The time I saved visiting Choirokoitia was more than used visiting Paphos.
The archaeological park a Paphos is the ruins of an entire city which was once an extremely important port in the Mediterranean. Today has some of the best-preserved floor murals dating back to the Roman era.
The archaeology park is located near the coast and requires driving through the entire city to reach it.
Entrance is €4.50, which is very reasonable for the size of the attraction. Expect to spend about 2 hours there and you should probably bring water and a hat as almost everything is out in the open and Cyprus can be quite hot and sunny.
In addition to the archaeology park, there are also several other attractions which are part of the world heritage site which you can visit if you have time.
Paphos is a cultural UNESCO World Heritage Site in Cyprus. It is a coastal city located in the southwestern region of Cyprus. During the antiquity period, there are two cities called Paphos. The Old Paphos is now known as Kouklia. The other one is called New Paphos.
The spectacular value of the ancient remains at the site is one of the reasons why it is considered as a UNESCO site. In fact, Paphos was named as the European Capital of Culture for 2017. It is part of the larger Paphos Archaeological Park, which covers one of the most important ancient Greek and Roman cities.
Paphos is an important ancient Roman and Greek city in the southwestern portion of Cyprus. It is recognized as part of the Paphos Archaeological Park in the same region. This park is still largely being excavated today, particularly the coastal section of the city. However, there are already plenty of remains that are considered culturally valuable that had been excavated from the site.
The monuments and sites that are recognized as part of the UNESCO site Paphos were dated back to the prehistoric times.

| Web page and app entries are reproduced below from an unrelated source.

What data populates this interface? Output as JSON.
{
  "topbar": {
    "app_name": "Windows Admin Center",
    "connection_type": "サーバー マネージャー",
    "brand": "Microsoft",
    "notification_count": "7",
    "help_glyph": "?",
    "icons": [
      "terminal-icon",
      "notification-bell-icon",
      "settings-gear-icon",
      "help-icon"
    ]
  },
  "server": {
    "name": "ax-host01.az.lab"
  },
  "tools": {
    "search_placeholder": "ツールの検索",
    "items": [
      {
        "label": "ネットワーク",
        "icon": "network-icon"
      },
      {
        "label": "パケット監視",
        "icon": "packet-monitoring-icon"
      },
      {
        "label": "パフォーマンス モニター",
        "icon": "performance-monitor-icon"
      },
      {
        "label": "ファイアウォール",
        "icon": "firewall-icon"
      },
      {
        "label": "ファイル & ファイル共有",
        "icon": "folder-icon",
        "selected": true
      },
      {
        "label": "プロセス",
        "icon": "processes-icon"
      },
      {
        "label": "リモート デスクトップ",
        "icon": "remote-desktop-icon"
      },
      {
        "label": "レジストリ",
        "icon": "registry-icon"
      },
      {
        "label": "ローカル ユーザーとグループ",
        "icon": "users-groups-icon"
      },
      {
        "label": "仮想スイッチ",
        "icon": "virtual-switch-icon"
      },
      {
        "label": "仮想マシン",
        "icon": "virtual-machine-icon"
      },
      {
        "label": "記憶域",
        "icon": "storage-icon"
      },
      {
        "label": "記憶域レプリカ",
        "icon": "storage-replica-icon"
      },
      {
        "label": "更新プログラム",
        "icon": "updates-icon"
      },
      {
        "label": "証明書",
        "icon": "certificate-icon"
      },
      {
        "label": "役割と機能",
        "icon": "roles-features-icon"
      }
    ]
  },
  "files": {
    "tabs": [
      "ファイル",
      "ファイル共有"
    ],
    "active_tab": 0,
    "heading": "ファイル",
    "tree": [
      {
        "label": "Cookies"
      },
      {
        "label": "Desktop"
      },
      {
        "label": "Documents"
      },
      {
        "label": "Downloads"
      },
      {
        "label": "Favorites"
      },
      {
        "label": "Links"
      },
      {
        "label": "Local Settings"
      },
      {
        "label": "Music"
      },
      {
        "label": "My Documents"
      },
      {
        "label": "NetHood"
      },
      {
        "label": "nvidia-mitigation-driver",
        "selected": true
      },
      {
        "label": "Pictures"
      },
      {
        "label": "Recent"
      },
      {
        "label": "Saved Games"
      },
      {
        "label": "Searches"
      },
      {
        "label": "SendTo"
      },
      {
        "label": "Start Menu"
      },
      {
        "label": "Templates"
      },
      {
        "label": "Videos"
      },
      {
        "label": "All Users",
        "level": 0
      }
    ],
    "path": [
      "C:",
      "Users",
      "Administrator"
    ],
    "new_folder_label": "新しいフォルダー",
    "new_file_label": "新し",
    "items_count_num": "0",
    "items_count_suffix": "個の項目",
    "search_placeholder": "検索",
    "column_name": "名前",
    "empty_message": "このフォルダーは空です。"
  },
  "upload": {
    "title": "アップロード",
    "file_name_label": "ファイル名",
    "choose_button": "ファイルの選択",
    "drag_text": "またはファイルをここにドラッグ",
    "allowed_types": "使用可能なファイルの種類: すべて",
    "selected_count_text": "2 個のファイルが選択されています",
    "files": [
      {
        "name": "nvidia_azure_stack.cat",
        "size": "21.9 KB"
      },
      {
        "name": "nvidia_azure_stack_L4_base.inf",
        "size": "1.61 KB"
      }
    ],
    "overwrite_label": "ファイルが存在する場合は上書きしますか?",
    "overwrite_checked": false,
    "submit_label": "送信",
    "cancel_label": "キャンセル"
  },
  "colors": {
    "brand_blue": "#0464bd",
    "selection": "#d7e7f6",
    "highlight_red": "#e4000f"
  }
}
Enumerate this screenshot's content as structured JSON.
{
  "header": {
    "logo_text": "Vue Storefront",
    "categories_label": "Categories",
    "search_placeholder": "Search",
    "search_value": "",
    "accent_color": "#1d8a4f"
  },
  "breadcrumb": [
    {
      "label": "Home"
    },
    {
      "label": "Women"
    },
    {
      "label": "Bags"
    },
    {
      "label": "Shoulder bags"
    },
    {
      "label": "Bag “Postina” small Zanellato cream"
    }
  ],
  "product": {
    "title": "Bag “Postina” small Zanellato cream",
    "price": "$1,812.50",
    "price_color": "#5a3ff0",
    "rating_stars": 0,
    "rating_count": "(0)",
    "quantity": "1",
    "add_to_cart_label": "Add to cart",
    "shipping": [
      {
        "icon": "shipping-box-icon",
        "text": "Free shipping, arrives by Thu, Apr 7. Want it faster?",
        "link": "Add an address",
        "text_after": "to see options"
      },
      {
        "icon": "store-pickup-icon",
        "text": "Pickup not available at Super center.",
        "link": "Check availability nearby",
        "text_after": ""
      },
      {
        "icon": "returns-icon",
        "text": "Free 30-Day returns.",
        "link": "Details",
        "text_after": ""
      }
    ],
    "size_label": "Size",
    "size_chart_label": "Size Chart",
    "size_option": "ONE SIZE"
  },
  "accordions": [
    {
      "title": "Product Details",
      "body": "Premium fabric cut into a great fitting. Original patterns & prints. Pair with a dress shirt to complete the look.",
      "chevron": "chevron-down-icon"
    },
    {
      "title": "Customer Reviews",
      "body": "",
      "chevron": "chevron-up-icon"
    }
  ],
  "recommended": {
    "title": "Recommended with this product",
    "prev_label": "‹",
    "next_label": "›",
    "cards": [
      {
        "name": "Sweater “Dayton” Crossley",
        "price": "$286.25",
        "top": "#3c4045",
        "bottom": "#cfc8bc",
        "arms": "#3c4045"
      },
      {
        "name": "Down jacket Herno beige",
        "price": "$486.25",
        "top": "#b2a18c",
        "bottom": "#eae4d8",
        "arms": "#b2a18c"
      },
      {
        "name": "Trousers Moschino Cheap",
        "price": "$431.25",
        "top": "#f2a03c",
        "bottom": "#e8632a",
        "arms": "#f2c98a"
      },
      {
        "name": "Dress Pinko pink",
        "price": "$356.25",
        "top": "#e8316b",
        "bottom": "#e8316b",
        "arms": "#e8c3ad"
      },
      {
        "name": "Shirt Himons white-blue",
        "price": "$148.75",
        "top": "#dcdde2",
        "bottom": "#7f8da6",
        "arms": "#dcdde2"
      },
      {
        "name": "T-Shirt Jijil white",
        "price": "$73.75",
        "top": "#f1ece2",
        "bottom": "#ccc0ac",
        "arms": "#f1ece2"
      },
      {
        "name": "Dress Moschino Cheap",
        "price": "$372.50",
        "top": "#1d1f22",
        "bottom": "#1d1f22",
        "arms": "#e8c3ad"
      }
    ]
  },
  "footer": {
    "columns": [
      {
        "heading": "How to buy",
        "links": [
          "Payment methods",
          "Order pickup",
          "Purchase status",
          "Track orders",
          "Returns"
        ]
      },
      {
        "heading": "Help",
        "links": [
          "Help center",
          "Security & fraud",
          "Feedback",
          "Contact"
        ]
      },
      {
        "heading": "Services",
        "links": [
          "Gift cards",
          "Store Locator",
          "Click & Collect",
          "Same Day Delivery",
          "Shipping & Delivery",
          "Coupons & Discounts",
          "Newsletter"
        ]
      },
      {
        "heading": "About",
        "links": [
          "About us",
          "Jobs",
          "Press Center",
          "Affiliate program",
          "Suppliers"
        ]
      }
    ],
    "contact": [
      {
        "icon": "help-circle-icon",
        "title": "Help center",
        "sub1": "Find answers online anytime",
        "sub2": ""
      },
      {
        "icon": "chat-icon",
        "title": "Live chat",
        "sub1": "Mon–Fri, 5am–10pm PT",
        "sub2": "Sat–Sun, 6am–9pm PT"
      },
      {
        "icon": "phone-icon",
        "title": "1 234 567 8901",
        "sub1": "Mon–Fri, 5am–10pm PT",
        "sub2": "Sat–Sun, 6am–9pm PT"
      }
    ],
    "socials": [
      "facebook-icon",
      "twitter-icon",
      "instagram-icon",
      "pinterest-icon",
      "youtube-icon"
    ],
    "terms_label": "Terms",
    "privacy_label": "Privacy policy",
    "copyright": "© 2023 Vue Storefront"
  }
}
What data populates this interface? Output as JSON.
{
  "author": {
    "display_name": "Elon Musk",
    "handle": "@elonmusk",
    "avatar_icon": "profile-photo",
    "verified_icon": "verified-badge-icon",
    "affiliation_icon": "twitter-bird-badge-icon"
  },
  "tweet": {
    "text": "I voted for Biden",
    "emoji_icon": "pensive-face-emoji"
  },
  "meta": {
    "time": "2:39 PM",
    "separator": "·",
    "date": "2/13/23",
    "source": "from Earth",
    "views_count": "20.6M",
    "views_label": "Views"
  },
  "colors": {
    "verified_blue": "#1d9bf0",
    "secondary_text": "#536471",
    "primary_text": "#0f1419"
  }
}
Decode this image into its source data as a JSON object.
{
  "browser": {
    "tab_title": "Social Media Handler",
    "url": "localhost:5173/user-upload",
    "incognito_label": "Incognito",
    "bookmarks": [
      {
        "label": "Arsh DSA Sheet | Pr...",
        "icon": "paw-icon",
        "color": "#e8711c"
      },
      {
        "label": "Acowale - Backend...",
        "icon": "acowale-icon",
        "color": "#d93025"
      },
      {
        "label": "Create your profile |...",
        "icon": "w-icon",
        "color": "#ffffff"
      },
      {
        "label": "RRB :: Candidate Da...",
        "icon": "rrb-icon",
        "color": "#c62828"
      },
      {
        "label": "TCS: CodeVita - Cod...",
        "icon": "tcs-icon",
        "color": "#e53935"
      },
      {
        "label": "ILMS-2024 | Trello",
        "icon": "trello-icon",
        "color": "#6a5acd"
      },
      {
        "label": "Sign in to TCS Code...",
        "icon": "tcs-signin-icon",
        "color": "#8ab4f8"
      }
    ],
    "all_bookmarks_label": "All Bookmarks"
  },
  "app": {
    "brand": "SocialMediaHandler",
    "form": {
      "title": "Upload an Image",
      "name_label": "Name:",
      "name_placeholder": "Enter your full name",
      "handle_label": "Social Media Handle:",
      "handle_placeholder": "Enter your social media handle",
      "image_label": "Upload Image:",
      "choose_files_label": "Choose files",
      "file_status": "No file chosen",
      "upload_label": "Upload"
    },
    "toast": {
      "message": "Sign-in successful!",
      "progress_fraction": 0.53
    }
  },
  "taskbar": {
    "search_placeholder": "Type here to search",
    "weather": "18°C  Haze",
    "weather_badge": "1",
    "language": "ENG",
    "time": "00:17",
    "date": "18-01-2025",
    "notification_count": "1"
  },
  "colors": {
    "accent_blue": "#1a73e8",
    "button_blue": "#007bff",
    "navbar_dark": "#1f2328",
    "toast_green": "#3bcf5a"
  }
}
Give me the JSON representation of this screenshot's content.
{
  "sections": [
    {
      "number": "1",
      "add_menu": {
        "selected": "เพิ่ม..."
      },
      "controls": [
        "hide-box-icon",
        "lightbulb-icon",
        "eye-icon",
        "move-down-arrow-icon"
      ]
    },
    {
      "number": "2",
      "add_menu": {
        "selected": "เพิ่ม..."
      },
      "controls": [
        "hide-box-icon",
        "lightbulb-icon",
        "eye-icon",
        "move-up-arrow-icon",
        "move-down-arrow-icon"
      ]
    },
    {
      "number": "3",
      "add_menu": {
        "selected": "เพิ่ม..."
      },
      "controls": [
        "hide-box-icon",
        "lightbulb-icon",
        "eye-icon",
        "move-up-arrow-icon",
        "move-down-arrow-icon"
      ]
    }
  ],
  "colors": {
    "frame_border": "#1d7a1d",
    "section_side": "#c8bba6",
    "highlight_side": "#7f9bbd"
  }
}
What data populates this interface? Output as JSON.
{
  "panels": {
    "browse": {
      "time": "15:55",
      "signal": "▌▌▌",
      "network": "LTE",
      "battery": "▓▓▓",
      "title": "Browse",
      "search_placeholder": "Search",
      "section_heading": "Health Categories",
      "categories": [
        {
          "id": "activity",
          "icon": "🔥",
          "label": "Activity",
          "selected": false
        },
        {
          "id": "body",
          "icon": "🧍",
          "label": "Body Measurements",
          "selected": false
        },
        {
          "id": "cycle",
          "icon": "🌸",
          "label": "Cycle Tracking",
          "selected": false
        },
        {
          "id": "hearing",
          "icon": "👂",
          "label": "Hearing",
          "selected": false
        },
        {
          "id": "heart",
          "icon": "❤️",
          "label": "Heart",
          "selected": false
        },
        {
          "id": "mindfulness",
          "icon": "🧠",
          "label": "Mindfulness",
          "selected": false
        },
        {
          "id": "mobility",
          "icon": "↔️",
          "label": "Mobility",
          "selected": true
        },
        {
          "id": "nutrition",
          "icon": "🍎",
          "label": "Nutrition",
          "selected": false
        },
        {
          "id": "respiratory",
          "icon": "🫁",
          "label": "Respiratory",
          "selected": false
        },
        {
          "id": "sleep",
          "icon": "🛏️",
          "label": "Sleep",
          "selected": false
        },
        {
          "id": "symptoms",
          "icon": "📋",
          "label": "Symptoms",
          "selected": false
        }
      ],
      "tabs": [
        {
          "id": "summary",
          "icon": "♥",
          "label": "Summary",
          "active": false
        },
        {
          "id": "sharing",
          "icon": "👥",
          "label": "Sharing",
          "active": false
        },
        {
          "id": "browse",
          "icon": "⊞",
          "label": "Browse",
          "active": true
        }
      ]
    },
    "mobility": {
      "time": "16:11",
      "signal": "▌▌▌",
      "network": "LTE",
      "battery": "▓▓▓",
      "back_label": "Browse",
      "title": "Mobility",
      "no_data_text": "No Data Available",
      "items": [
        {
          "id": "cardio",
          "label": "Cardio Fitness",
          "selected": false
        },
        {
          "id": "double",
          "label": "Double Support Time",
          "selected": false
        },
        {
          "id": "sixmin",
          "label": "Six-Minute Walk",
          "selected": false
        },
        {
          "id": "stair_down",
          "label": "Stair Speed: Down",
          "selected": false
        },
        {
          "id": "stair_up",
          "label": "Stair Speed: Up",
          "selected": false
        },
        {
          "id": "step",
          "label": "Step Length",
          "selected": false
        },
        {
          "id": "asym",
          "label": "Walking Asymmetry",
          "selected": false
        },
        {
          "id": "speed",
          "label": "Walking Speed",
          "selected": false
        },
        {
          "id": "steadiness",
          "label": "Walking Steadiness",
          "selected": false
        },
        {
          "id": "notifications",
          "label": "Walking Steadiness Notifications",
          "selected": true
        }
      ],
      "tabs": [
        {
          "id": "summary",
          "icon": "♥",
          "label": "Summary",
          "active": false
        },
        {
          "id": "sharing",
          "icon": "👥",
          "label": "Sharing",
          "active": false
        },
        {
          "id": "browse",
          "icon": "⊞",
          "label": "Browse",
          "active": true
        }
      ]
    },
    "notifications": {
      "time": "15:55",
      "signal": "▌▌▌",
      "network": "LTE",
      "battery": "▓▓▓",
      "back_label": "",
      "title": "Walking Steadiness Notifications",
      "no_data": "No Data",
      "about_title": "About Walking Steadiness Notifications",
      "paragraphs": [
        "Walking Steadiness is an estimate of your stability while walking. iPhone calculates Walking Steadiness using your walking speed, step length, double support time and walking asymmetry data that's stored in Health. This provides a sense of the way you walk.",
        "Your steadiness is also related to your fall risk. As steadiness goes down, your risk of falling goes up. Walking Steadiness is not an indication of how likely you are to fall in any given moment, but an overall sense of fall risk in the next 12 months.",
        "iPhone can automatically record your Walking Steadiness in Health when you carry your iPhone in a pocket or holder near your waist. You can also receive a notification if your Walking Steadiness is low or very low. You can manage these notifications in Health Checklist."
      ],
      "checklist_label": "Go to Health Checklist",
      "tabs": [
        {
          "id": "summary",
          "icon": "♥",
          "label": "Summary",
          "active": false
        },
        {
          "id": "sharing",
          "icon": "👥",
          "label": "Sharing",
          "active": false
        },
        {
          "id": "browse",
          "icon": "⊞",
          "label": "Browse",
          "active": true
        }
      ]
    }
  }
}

There are also several ruins that had been traced to the Middle Ages. There are a few key significant monuments that were excavated at Paphos such as the elaborate and large Roman villas – there are four of them! These villas are as follows:
House of Dionysos
This villa is exceptionally rich and expansive. It measures a total of 200 square meters in land area and is known for its mosaic floors. These mosaic depict hunting scenes, vintage, and mythological creatures. This Roman villa was reportedly constructed around 2nd century AD. It consists of a central courtyard and the rooms are arranged around that central atrium.
House of Aion
Only three rooms had been successfully excavated from this ancient Roman villa. The mosaic floor on this villa is where you will find the most exceptional works of Roman art during ancient times. It is also the one that is highly discussed by scholars. The wall of this villa had collapsed and was restored.
House of Theseus
This large villa served as the home of the Roman governor and is split into numerous rooms that served official functions and for private use. The name of the villa is from the beautiful mosaic of Theseus that was found within it. This villa was built during the second half of the 2nd c. AD.
House of Orpheus
This theater is located on the northeastern part of the ancient city of Paphos. It was dated to have been built around the end of the 4th century BC. It was excavated in 1995.
Aside from these Roman villas, there is also a necropolis that has been dubbed “Tombs of the Kings” found at the site. There are more outstanding ancient remains that were excavated on the site that added to its universal cultural and historical value.
According to archaeologists, the city of Paphos was probably built by Nicocles during the end of the 4th c. BC. He was the last king of Paphos.
View my complete list of UNESCO World Heritage Sites in Cyprus.